5 Responses to “California Voters vs. Citizens United”

  1. Our small city of Brecksville, Ohio voted by citizens petition initiative to support the Move to Amend position and to create, by ordinance, a Democracy Day. Once every 2 years following the general election the city will hold a town hall meeting to discuss the effects of money in politics. To get this issue on the ballot, our group Brecksville Citizens for Transparent Politics, had to fight all the way to the Ohio Supreme Court. The Court voted in support of our issue appearing on the ballot. Our first meeting is Feb 25, 2013. See link below for more information:

  2. I believe money in politics has corrupted our government to the point it no longer functions and I’m glad to see the people of California taking action. However, even if they are successful there will still be too much money in politics and I don’t believe that at this point Congress is capable of regulating itself. I believe it is necessary for a Constitution Amendment that would seriously limit what one can contribute to a candidate and eliminate any spending by anyone that is not a candidate. We also need severe penalties (serious jail time) for those that misuse their campaign funds.

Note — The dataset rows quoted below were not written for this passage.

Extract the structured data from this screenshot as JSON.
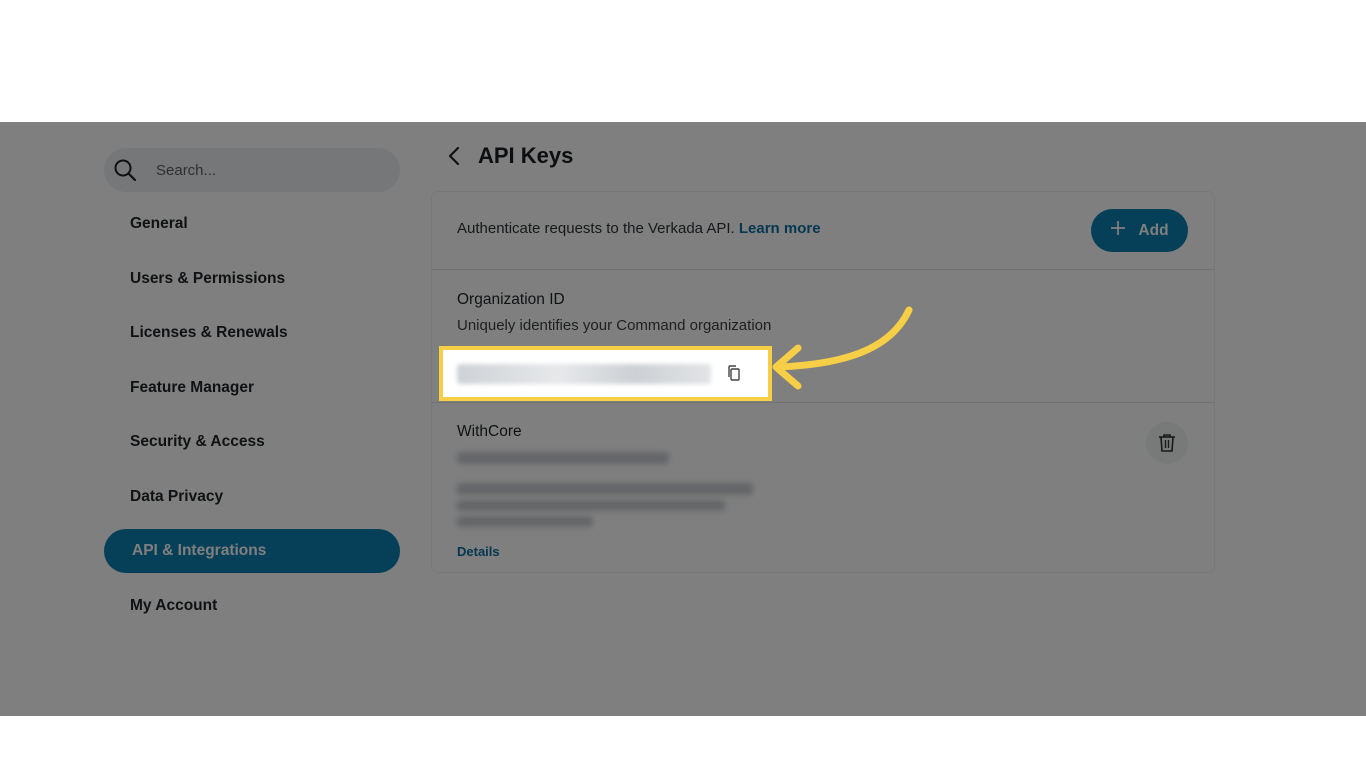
{
  "sidebar": {
    "search_placeholder": "Search...",
    "items": [
      {
        "label": "General"
      },
      {
        "label": "Users & Permissions"
      },
      {
        "label": "Licenses & Renewals"
      },
      {
        "label": "Feature Manager"
      },
      {
        "label": "Security & Access"
      },
      {
        "label": "Data Privacy"
      },
      {
        "label": "API & Integrations",
        "active": true
      },
      {
        "label": "My Account"
      }
    ]
  },
  "header": {
    "title": "API Keys"
  },
  "intro": {
    "text": "Authenticate requests to the Verkada API. ",
    "link": "Learn more"
  },
  "add_button": {
    "label": "Add"
  },
  "organization": {
    "label": "Organization ID",
    "description": "Uniquely identifies your Command organization"
  },
  "api_key": {
    "name": "WithCore",
    "details_link": "Details"
  },
  "colors": {
    "accent": "#0b7fb0",
    "highlight": "#f7cf47",
    "link": "#0b6fa3"
  },
  "icons": [
    "search-icon",
    "chevron-left-icon",
    "plus-icon",
    "copy-icon",
    "trash-icon",
    "curved-arrow-icon"
  ]
}
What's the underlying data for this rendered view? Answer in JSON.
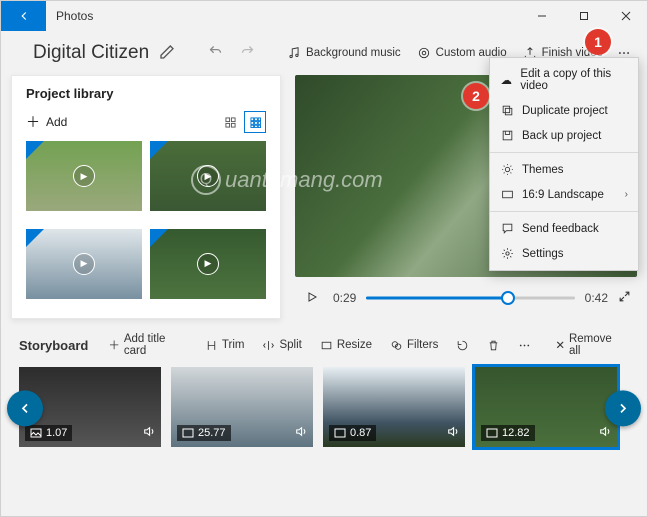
{
  "app_title": "Photos",
  "project_name": "Digital Citizen",
  "toolbar": {
    "bg_music": "Background music",
    "custom_audio": "Custom audio",
    "finish": "Finish video"
  },
  "more_menu": {
    "sync": "Edit a copy of this video",
    "duplicate": "Duplicate project",
    "backup": "Back up project",
    "themes": "Themes",
    "aspect": "16:9 Landscape",
    "feedback": "Send feedback",
    "settings": "Settings"
  },
  "library": {
    "title": "Project library",
    "add": "Add"
  },
  "player": {
    "current": "0:29",
    "duration": "0:42"
  },
  "storyboard": {
    "title": "Storyboard",
    "add_title": "Add title card",
    "trim": "Trim",
    "split": "Split",
    "resize": "Resize",
    "filters": "Filters",
    "remove_all": "Remove all",
    "clips": [
      {
        "dur": "1.07"
      },
      {
        "dur": "25.77"
      },
      {
        "dur": "0.87"
      },
      {
        "dur": "12.82"
      }
    ]
  },
  "annotations": {
    "a1": "1",
    "a2": "2"
  },
  "watermark": {
    "brand": "uantrimang.com",
    "letter": "Q"
  }
}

  3. That’s great — however Common Cause amendment does not correct the problem that caused Citizen’s United. It’s kinda stupid. End Corporate Personhood – and End Money period in elections.

  4. I don’t see how this gives Californians the cance to declare that money isn’t free speech when there is no mention of it in the bill. Money in politics was a problem long before Citizens United. This bill doesn’t seem adequate to fully address the problem. We are California and we are used to being out front. I hope someone will talk Member Weickowski into a better bill. Constitutional amendments are hard to accomplish so let’s formulate one that is comprehensive. Bill Bradley said money in politics is like ants inthe kitchen. It you don’t plug every hole it will find a way to get in.

  5. I don’t see how this gives Californians a chance to declare that money isn’t free speech when it’s not mentioned in the bill. Money in politics has been a problem since long before the Citizens United decision. This bill doesn’t seem to fully address the problem. We are California and our state commonly leads the nation so it is important that the bill be comprehensive. Let us urge Member Weickowski to strengthen the bill. Sen. Bill Bradley has said ” Money in politics is like ants in the kitchen. If you don’t plug every hole, it will find a way to get one.”